In 1998, at the time of defauls, the Russian stock market fell 80 percent, the ruble fell 84 percent, “and all our bureaucrats … took the money they had and converted it into hard currency. “When the market collapsed, they bought shares at three cents on the dollar. The very same thing is happening now.”
Moreover, Zhukovsky adds, after the coming collapse “the American, European or Chinese investors will come.” They too will take advantage of the low prices just as they did in 1992 and 1993
Even if oil prices were to rise to 70 dollars a barrel, that would not be enough to prevent a further decline in the Russian economy. And given that the actual price will be much lower, that decline will be very steep indeed.
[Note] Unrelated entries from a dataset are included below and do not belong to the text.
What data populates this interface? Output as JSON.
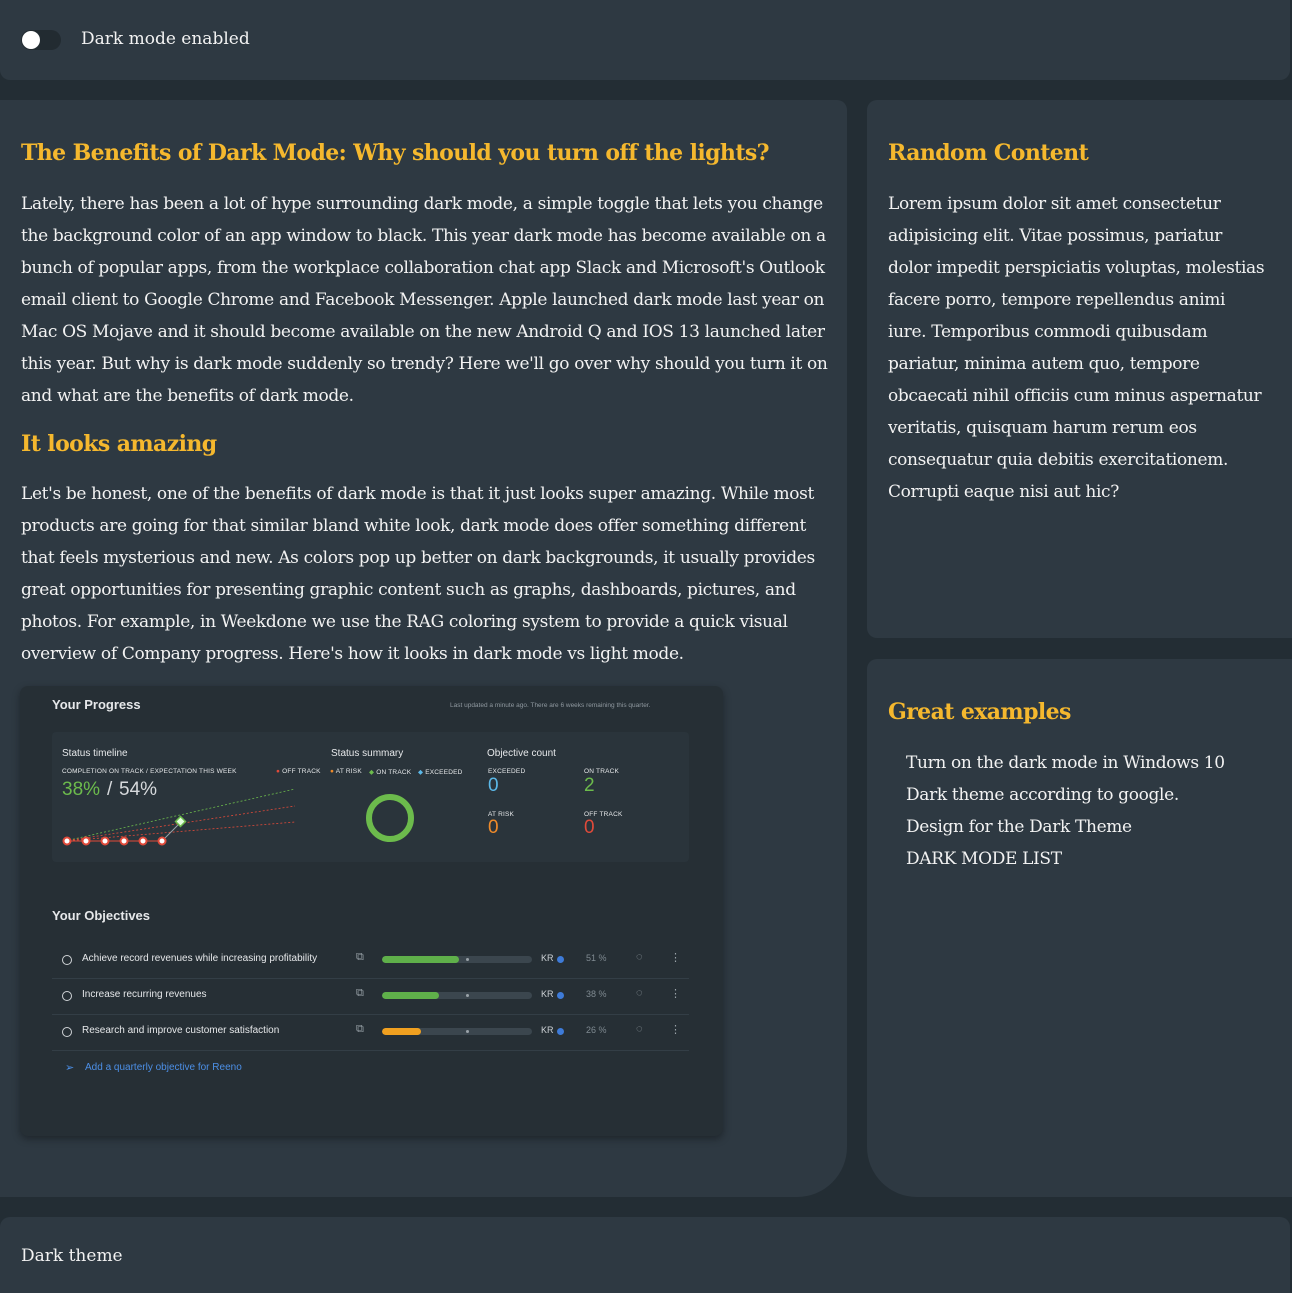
{
  "topbar": {
    "toggle_label": "Dark mode enabled",
    "toggle_on": false
  },
  "main": {
    "title": "The Benefits of Dark Mode: Why should you turn off the lights?",
    "intro": "Lately, there has been a lot of hype surrounding dark mode, a simple toggle that lets you change the background color of an app window to black. This year dark mode has become available on a bunch of popular apps, from the workplace collaboration chat app Slack and Microsoft's Outlook email client to Google Chrome and Facebook Messenger. Apple launched dark mode last year on Mac OS Mojave and it should become available on the new Android Q and IOS 13 launched later this year. But why is dark mode suddenly so trendy? Here we'll go over why should you turn it on and what are the benefits of dark mode.",
    "subtitle": "It looks amazing",
    "body": "Let's be honest, one of the benefits of dark mode is that it just looks super amazing. While most products are going for that similar bland white look, dark mode does offer something different that feels mysterious and new. As colors pop up better on dark backgrounds, it usually provides great opportunities for presenting graphic content such as graphs, dashboards, pictures, and photos. For example, in Weekdone we use the RAG coloring system to provide a quick visual overview of Company progress. Here's how it looks in dark mode vs light mode."
  },
  "dashboard": {
    "title": "Your Progress",
    "updated": "Last updated a minute ago. There are 6 weeks remaining this quarter.",
    "timeline_label": "Status timeline",
    "timeline_sub": "COMPLETION ON TRACK / EXPECTATION THIS WEEK",
    "completion": "38%",
    "slash": "/",
    "expectation": "54%",
    "summary_label": "Status summary",
    "legend": [
      "OFF TRACK",
      "AT RISK",
      "ON TRACK",
      "EXCEEDED"
    ],
    "count_label": "Objective count",
    "counts": [
      {
        "label": "EXCEEDED",
        "value": "0",
        "color": "#5bb8e8"
      },
      {
        "label": "ON TRACK",
        "value": "2",
        "color": "#6cbb4c"
      },
      {
        "label": "AT RISK",
        "value": "0",
        "color": "#ee8a2a"
      },
      {
        "label": "OFF TRACK",
        "value": "0",
        "color": "#e04a3a"
      }
    ],
    "objectives_title": "Your Objectives",
    "objectives": [
      {
        "name": "Achieve record revenues while increasing profitability",
        "kr": "KR",
        "pct": "51 %",
        "progress": 0.51,
        "color": "#5fb04a"
      },
      {
        "name": "Increase recurring revenues",
        "kr": "KR",
        "pct": "38 %",
        "progress": 0.38,
        "color": "#5fb04a"
      },
      {
        "name": "Research and improve customer satisfaction",
        "kr": "KR",
        "pct": "26 %",
        "progress": 0.26,
        "color": "#f0a020"
      }
    ],
    "add_label": "Add a quarterly objective for Reeno"
  },
  "side1": {
    "title": "Random Content",
    "text": "Lorem ipsum dolor sit amet consectetur adipisicing elit. Vitae possimus, pariatur dolor impedit perspiciatis voluptas, molestias facere porro, tempore repellendus animi iure. Temporibus commodi quibusdam pariatur, minima autem quo, tempore obcaecati nihil officiis cum minus aspernatur veritatis, quisquam harum rerum eos consequatur quia debitis exercitationem. Corrupti eaque nisi aut hic?"
  },
  "side2": {
    "title": "Great examples",
    "links": [
      "Turn on the dark mode in Windows 10",
      "Dark theme according to google.",
      "Design for the Dark Theme",
      "DARK MODE LIST"
    ]
  },
  "footer": {
    "text": "Dark theme"
  },
  "colors": {
    "accent": "#f5b82e",
    "panel": "#2e3942",
    "background": "#232d34"
  }
}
As prices fall to 40 dollars a barrel, Zhukovsky says, Rsusia will discover “a third bottom” and then “a fourth” and so on.
Russians need to recognize that the low oil prices are not the product of “a conspiracy of the US and the Arabs against Russia.” Instead, they are the result of an Arab effort to drive down the price so that the latest technological innovations in extraction technology the Americans have will not be profitable.
Russia isn’t part of the equation for either, Zhukovsky says, but this also means, the basic trend won’t change anytime soon. Moreover, if Russia sits and does not make fundamental change, the new oil extraction technologies will in fact be “a death sentence” for the Russian economy.
Russia’s only change to “move forward” is to focus on scientific and technical progress, to behave as the Chinese have done gradually shifting into ever higher tech areas rather than relying on the sale of natural resources or minimally processed goods. But that is not what the Russian government is doing.
As a result, Zhukovsky says, the middle class in Russia is being liquidated. Several years ago, it formed 19-20 percent of the population. Now, it is falling toward six percent. One measure of this: In 2013, 18 to 20 percent of Russians said they could by a car; in 2014, that figure had fallen to 12014 percent; and now, it is 8 to 9 percent.
What must happen, the economist argues, is that Russians must invest in their own development, not reduce spending on food or especially on the education of their children because the latter “are the only hope for the future in this country with its destroyed pension system and economic crisis.”